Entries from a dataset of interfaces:
BEGIN
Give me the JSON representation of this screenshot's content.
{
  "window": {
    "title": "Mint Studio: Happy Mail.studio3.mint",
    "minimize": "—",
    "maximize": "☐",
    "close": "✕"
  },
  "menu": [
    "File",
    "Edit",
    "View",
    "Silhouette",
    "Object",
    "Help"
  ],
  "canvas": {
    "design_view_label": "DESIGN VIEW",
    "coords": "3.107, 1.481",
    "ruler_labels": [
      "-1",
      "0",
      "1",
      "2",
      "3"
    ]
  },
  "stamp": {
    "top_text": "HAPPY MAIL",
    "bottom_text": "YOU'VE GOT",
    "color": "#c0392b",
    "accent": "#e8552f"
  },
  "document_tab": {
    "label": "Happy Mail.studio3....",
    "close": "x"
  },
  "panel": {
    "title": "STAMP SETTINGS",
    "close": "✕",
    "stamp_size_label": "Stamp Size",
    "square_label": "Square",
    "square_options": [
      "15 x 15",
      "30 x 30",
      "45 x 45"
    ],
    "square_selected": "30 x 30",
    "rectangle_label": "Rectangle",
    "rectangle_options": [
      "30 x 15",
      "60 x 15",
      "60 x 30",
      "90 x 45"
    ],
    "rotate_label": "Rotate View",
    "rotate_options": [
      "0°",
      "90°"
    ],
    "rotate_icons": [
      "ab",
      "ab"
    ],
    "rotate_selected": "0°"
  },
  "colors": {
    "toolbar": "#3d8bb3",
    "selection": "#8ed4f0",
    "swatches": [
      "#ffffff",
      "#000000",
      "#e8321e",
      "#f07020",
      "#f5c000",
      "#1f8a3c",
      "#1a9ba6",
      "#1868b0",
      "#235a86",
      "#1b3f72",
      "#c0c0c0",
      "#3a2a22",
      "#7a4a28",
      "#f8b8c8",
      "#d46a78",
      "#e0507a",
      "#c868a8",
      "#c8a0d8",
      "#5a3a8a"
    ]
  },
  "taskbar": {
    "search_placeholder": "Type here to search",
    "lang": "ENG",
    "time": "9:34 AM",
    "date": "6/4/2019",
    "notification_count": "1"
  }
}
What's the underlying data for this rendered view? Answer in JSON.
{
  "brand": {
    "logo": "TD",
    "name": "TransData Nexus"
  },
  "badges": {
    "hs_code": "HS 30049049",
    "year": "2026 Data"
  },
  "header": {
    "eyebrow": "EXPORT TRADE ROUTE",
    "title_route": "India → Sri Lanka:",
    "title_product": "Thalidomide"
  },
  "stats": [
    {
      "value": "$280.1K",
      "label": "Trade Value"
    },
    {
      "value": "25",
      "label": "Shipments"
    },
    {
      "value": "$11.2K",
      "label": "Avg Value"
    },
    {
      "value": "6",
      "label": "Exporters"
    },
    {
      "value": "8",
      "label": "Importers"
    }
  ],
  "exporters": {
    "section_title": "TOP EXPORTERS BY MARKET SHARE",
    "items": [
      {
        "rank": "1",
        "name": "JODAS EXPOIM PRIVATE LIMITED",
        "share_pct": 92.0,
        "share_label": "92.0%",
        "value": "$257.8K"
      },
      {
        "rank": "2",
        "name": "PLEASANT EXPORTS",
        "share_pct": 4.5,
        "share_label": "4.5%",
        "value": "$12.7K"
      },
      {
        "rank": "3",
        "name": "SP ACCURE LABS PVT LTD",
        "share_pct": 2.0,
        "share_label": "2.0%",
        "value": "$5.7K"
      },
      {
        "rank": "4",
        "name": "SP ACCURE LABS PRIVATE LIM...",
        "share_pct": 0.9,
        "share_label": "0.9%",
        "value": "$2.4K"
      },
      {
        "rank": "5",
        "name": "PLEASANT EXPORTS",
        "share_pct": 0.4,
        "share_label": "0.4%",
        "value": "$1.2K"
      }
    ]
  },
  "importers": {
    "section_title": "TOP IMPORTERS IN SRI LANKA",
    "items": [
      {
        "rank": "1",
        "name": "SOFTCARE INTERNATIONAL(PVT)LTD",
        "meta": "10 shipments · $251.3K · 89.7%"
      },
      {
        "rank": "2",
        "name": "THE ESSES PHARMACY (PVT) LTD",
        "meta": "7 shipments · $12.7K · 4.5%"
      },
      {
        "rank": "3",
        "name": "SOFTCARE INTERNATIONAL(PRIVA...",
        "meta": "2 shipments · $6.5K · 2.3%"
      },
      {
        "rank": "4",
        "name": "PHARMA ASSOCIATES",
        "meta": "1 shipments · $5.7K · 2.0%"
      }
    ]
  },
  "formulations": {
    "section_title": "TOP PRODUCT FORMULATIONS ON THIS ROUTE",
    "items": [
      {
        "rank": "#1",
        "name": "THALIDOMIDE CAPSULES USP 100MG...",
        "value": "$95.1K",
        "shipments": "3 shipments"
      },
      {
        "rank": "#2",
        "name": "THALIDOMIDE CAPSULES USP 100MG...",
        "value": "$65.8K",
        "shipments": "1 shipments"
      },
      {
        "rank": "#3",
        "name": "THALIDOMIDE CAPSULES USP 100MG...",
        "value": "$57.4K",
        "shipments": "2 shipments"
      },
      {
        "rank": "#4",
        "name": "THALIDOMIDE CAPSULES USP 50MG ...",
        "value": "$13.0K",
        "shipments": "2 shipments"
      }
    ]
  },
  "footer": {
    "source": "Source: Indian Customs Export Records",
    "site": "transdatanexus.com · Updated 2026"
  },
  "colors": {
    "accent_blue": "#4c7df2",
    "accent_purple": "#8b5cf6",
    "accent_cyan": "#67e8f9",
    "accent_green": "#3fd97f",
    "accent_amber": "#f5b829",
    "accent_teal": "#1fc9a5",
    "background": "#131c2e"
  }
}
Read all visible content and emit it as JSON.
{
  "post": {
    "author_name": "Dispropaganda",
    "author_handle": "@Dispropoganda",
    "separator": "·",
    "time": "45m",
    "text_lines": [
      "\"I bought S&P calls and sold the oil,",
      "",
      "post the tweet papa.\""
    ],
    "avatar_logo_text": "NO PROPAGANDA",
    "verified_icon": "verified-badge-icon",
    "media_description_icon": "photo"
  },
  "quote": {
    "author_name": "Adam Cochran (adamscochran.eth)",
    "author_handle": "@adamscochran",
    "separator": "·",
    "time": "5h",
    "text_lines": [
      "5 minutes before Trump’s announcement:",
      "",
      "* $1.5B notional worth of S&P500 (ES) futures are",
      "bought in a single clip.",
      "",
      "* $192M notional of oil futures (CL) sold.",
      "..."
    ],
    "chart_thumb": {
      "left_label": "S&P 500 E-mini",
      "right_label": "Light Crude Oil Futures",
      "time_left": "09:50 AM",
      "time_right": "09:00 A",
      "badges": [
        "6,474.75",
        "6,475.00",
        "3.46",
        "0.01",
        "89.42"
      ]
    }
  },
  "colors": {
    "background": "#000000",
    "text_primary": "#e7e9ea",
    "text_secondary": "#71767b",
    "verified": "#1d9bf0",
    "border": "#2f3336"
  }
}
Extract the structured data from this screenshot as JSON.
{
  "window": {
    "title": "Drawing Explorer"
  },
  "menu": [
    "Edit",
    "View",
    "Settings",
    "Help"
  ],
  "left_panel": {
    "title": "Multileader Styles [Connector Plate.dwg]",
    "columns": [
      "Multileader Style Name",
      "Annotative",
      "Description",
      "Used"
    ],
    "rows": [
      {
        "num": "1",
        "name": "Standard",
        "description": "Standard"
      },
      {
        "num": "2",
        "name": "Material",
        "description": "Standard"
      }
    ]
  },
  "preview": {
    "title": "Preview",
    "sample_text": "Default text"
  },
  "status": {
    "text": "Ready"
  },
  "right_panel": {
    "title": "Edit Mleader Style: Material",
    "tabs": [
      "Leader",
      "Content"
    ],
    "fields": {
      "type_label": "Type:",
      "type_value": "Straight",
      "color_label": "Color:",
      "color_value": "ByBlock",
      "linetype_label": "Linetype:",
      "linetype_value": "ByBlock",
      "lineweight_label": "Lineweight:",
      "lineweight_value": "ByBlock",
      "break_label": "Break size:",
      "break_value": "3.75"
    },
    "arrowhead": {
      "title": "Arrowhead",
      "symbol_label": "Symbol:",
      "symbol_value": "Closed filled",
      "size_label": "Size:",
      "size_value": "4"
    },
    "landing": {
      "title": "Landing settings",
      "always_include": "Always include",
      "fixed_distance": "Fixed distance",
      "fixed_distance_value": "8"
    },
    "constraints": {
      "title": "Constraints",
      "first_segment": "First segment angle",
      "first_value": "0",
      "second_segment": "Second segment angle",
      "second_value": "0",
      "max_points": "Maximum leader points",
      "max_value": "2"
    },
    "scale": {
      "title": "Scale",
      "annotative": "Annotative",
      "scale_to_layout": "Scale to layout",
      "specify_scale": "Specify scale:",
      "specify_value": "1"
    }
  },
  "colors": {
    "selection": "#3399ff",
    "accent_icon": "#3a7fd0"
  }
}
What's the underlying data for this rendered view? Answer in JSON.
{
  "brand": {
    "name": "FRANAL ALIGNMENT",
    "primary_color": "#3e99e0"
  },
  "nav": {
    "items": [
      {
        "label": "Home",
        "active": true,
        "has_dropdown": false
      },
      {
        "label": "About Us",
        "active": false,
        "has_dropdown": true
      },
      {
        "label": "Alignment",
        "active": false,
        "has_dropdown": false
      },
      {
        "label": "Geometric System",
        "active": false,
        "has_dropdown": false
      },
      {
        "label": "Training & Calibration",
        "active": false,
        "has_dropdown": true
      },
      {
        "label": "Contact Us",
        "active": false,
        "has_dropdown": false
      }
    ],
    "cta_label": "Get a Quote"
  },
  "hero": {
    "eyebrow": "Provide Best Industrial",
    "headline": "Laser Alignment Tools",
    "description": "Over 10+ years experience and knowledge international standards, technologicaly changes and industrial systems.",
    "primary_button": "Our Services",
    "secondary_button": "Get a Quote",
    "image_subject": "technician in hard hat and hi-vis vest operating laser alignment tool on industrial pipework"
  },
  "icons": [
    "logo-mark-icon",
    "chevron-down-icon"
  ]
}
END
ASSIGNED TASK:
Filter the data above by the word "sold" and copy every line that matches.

SOLUTION TO THE EXERCISE:
      "\"I bought S&P calls and sold the oil,",
      "* $192M notional of oil futures (CL) sold.",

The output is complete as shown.